Knowing how much your practice costs you, as an artist, is important to plan your prices. While it is agreed that there is no formula for pricing art, prices are nevertheless dependent on a number of elements. Work-specific factors will indicate a level of price depending on the media, the size, the presentation and the volume of production. External factors such as the place where the work is shown and the type of clients buying the work will then influence the prices. Finally, the artist’s professional credentials such as education, exhibition history and track record of sales will help to drive prices up. If you are still quite puzzled as to how much you should charge, the best advice is to educate yourself.
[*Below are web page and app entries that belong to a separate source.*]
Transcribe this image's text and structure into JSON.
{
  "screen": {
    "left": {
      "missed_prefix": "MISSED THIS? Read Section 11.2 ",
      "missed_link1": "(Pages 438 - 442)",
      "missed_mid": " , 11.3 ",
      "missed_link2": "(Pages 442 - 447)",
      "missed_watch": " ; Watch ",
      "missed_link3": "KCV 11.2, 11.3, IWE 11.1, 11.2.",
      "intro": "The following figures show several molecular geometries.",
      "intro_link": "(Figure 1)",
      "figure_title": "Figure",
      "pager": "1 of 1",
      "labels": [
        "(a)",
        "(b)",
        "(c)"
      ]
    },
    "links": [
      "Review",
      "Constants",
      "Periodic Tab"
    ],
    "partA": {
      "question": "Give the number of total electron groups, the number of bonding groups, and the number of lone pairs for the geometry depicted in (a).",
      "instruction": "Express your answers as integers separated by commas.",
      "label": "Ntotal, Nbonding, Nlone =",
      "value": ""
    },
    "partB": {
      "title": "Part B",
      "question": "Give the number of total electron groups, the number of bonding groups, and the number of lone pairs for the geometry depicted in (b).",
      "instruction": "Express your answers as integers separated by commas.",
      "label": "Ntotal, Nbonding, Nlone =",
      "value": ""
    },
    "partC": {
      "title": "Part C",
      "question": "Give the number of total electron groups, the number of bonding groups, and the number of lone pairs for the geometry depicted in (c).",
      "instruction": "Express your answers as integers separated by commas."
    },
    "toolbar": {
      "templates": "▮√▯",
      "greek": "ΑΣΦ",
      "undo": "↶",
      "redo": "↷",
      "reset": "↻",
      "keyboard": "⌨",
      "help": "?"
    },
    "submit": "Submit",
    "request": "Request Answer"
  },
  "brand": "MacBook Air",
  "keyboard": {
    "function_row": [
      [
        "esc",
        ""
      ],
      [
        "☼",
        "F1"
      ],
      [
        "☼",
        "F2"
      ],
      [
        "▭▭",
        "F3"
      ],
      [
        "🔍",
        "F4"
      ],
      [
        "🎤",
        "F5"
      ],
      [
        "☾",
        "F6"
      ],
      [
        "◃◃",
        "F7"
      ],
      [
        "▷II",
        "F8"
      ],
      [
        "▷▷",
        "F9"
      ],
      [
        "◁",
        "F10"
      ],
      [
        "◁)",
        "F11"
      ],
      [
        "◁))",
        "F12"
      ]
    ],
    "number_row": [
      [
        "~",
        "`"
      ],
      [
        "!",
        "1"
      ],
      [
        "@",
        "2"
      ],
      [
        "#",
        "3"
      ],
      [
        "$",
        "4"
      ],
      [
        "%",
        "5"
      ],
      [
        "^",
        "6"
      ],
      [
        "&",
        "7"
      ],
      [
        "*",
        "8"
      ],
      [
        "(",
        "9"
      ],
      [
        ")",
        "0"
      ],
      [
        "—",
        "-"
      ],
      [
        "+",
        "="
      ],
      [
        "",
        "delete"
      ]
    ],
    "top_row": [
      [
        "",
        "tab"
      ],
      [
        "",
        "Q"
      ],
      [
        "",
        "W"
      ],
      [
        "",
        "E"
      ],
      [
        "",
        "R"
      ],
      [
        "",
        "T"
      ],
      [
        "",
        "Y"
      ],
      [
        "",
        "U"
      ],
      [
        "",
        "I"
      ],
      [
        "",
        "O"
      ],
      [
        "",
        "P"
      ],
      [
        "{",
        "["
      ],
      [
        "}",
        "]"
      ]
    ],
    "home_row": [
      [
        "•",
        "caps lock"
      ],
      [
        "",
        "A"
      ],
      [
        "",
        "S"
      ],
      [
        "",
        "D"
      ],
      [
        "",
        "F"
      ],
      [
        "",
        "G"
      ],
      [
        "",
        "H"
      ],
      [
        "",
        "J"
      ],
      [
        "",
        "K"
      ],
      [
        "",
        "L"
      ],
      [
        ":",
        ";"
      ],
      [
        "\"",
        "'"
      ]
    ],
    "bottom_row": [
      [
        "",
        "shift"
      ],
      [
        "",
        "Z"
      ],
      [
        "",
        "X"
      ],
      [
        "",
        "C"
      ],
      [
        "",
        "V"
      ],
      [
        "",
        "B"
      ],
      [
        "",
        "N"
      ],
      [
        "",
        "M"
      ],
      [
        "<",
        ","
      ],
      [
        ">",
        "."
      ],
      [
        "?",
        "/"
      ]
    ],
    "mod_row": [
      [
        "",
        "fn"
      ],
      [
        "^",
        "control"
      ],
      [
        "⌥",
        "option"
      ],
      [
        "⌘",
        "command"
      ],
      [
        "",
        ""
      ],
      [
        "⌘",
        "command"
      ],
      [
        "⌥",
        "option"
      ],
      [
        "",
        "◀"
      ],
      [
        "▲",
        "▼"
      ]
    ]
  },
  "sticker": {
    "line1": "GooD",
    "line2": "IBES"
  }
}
Look at how much similar work by professionals at the same level sells for. This might involve doing some research in galleries or at art fairs such as the Affordable Art Fair in March.
It is important that your prices are consistent across selling platforms, whether online, at a fair or in a gallery. Do consider your gallerist, agent or collectors when deciding to increase your prices. And make sure that you give yourself the best chances by promoting your work, whether you expect to sell your work in person or online.
If your work isn’t based on a product but on a project, you will need to give careful consideration to the use of your time as an artist. While some commissioners have set day rates, many will expect you to submit a budget without indication of what they expect to pay. You will need to calculate how much a day of your time should be. Remember that this price will need to cover both your time and a portion of your costs of working as an artist, such as your overheads (studio, etc.). A-n proposes a sample fee and day rates depending on experience and overheads. You can also listen to a fellow NCM participant, Alex Julyan, discussing on Artquest her experience of setting artist fees for projects. Congratulations to Alex, who recently won the Wellcome Trust Public Engagement Fellowship 2014!